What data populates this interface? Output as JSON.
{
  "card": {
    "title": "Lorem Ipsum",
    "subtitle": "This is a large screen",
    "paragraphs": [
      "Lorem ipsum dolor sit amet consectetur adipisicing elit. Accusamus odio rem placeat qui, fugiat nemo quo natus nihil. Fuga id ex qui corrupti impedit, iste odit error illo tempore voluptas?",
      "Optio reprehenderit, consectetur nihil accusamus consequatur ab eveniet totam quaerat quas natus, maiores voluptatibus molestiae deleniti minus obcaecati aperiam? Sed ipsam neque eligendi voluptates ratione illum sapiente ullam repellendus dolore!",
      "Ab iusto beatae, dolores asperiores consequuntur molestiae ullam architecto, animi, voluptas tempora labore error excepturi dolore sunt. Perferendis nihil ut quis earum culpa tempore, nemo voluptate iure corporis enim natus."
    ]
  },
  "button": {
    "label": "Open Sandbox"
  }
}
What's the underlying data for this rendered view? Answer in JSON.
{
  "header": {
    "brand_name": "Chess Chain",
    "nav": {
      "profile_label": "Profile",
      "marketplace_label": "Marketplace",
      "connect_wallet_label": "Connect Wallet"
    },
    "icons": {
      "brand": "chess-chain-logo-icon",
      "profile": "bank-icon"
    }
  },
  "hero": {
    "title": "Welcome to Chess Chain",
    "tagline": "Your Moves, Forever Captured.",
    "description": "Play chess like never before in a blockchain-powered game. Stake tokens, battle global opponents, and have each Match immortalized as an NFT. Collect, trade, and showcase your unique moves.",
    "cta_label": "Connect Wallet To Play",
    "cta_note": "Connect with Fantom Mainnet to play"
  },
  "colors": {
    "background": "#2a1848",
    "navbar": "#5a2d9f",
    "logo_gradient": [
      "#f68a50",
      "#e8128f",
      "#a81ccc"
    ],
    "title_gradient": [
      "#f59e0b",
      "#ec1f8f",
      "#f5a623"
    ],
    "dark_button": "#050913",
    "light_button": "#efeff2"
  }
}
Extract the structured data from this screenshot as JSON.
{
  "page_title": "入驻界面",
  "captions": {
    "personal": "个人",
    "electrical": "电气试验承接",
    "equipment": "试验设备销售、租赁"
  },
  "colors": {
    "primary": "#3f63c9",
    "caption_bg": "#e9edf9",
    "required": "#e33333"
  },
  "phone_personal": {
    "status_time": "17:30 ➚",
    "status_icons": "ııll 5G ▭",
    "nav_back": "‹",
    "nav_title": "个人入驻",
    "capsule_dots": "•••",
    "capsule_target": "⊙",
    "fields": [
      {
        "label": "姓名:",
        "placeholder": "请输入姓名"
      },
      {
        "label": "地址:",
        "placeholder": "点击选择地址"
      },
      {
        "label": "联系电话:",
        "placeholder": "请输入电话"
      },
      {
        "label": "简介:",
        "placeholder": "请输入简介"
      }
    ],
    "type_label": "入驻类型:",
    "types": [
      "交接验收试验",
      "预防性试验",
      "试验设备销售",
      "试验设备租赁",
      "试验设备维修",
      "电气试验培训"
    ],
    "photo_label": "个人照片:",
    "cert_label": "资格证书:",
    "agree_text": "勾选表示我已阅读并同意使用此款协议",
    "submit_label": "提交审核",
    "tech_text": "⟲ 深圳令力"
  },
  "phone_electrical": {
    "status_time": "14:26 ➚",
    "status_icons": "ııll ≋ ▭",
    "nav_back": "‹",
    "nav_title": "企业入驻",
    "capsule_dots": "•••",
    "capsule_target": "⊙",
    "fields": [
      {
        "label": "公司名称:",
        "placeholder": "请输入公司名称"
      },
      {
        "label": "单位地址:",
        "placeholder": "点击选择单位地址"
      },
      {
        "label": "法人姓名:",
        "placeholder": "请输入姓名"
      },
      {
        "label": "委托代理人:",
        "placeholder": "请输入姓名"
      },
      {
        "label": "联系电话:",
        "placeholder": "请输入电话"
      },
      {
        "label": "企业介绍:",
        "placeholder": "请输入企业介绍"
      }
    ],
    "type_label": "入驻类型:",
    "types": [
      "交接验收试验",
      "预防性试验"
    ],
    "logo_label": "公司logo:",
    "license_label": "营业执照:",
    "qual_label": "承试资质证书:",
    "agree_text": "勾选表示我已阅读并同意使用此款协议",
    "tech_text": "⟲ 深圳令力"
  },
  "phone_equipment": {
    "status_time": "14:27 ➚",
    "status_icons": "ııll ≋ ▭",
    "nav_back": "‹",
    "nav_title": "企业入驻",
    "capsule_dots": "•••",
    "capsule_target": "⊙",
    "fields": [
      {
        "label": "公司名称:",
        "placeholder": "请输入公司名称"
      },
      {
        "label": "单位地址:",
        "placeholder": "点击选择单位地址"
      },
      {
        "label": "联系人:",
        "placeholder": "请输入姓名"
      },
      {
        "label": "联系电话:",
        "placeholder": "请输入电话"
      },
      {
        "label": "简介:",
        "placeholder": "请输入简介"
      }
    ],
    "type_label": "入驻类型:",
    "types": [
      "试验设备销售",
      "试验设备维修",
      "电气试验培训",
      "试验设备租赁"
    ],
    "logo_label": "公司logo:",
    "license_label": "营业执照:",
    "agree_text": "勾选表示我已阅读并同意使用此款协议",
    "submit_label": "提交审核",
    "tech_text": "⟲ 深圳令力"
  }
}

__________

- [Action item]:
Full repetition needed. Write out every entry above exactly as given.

- [Answer section]:
What data populates this interface? Output as JSON.
{
  "card": {
    "title": "Lorem Ipsum",
    "subtitle": "This is a large screen",
    "paragraphs": [
      "Lorem ipsum dolor sit amet consectetur adipisicing elit. Accusamus odio rem placeat qui, fugiat nemo quo natus nihil. Fuga id ex qui corrupti impedit, iste odit error illo tempore voluptas?",
      "Optio reprehenderit, consectetur nihil accusamus consequatur ab eveniet totam quaerat quas natus, maiores voluptatibus molestiae deleniti minus obcaecati aperiam? Sed ipsam neque eligendi voluptates ratione illum sapiente ullam repellendus dolore!",
      "Ab iusto beatae, dolores asperiores consequuntur molestiae ullam architecto, animi, voluptas tempora labore error excepturi dolore sunt. Perferendis nihil ut quis earum culpa tempore, nemo voluptate iure corporis enim natus."
    ]
  },
  "button": {
    "label": "Open Sandbox"
  }
}
What's the underlying data for this rendered view? Answer in JSON.
{
  "header": {
    "brand_name": "Chess Chain",
    "nav": {
      "profile_label": "Profile",
      "marketplace_label": "Marketplace",
      "connect_wallet_label": "Connect Wallet"
    },
    "icons": {
      "brand": "chess-chain-logo-icon",
      "profile": "bank-icon"
    }
  },
  "hero": {
    "title": "Welcome to Chess Chain",
    "tagline": "Your Moves, Forever Captured.",
    "description": "Play chess like never before in a blockchain-powered game. Stake tokens, battle global opponents, and have each Match immortalized as an NFT. Collect, trade, and showcase your unique moves.",
    "cta_label": "Connect Wallet To Play",
    "cta_note": "Connect with Fantom Mainnet to play"
  },
  "colors": {
    "background": "#2a1848",
    "navbar": "#5a2d9f",
    "logo_gradient": [
      "#f68a50",
      "#e8128f",
      "#a81ccc"
    ],
    "title_gradient": [
      "#f59e0b",
      "#ec1f8f",
      "#f5a623"
    ],
    "dark_button": "#050913",
    "light_button": "#efeff2"
  }
}
Extract the structured data from this screenshot as JSON.
{
  "page_title": "入驻界面",
  "captions": {
    "personal": "个人",
    "electrical": "电气试验承接",
    "equipment": "试验设备销售、租赁"
  },
  "colors": {
    "primary": "#3f63c9",
    "caption_bg": "#e9edf9",
    "required": "#e33333"
  },
  "phone_personal": {
    "status_time": "17:30 ➚",
    "status_icons": "ııll 5G ▭",
    "nav_back": "‹",
    "nav_title": "个人入驻",
    "capsule_dots": "•••",
    "capsule_target": "⊙",
    "fields": [
      {
        "label": "姓名:",
        "placeholder": "请输入姓名"
      },
      {
        "label": "地址:",
        "placeholder": "点击选择地址"
      },
      {
        "label": "联系电话:",
        "placeholder": "请输入电话"
      },
      {
        "label": "简介:",
        "placeholder": "请输入简介"
      }
    ],
    "type_label": "入驻类型:",
    "types": [
      "交接验收试验",
      "预防性试验",
      "试验设备销售",
      "试验设备租赁",
      "试验设备维修",
      "电气试验培训"
    ],
    "photo_label": "个人照片:",
    "cert_label": "资格证书:",
    "agree_text": "勾选表示我已阅读并同意使用此款协议",
    "submit_label": "提交审核",
    "tech_text": "⟲ 深圳令力"
  },
  "phone_electrical": {
    "status_time": "14:26 ➚",
    "status_icons": "ııll ≋ ▭",
    "nav_back": "‹",
    "nav_title": "企业入驻",
    "capsule_dots": "•••",
    "capsule_target": "⊙",
    "fields": [
      {
        "label": "公司名称:",
        "placeholder": "请输入公司名称"
      },
      {
        "label": "单位地址:",
        "placeholder": "点击选择单位地址"
      },
      {
        "label": "法人姓名:",
        "placeholder": "请输入姓名"
      },
      {
        "label": "委托代理人:",
        "placeholder": "请输入姓名"
      },
      {
        "label": "联系电话:",
        "placeholder": "请输入电话"
      },
      {
        "label": "企业介绍:",
        "placeholder": "请输入企业介绍"
      }
    ],
    "type_label": "入驻类型:",
    "types": [
      "交接验收试验",
      "预防性试验"
    ],
    "logo_label": "公司logo:",
    "license_label": "营业执照:",
    "qual_label": "承试资质证书:",
    "agree_text": "勾选表示我已阅读并同意使用此款协议",
    "tech_text": "⟲ 深圳令力"
  },
  "phone_equipment": {
    "status_time": "14:27 ➚",
    "status_icons": "ııll ≋ ▭",
    "nav_back": "‹",
    "nav_title": "企业入驻",
    "capsule_dots": "•••",
    "capsule_target": "⊙",
    "fields": [
      {
        "label": "公司名称:",
        "placeholder": "请输入公司名称"
      },
      {
        "label": "单位地址:",
        "placeholder": "点击选择单位地址"
      },
      {
        "label": "联系人:",
        "placeholder": "请输入姓名"
      },
      {
        "label": "联系电话:",
        "placeholder": "请输入电话"
      },
      {
        "label": "简介:",
        "placeholder": "请输入简介"
      }
    ],
    "type_label": "入驻类型:",
    "types": [
      "试验设备销售",
      "试验设备维修",
      "电气试验培训",
      "试验设备租赁"
    ],
    "logo_label": "公司logo:",
    "license_label": "营业执照:",
    "agree_text": "勾选表示我已阅读并同意使用此款协议",
    "submit_label": "提交审核",
    "tech_text": "⟲ 深圳令力"
  }
}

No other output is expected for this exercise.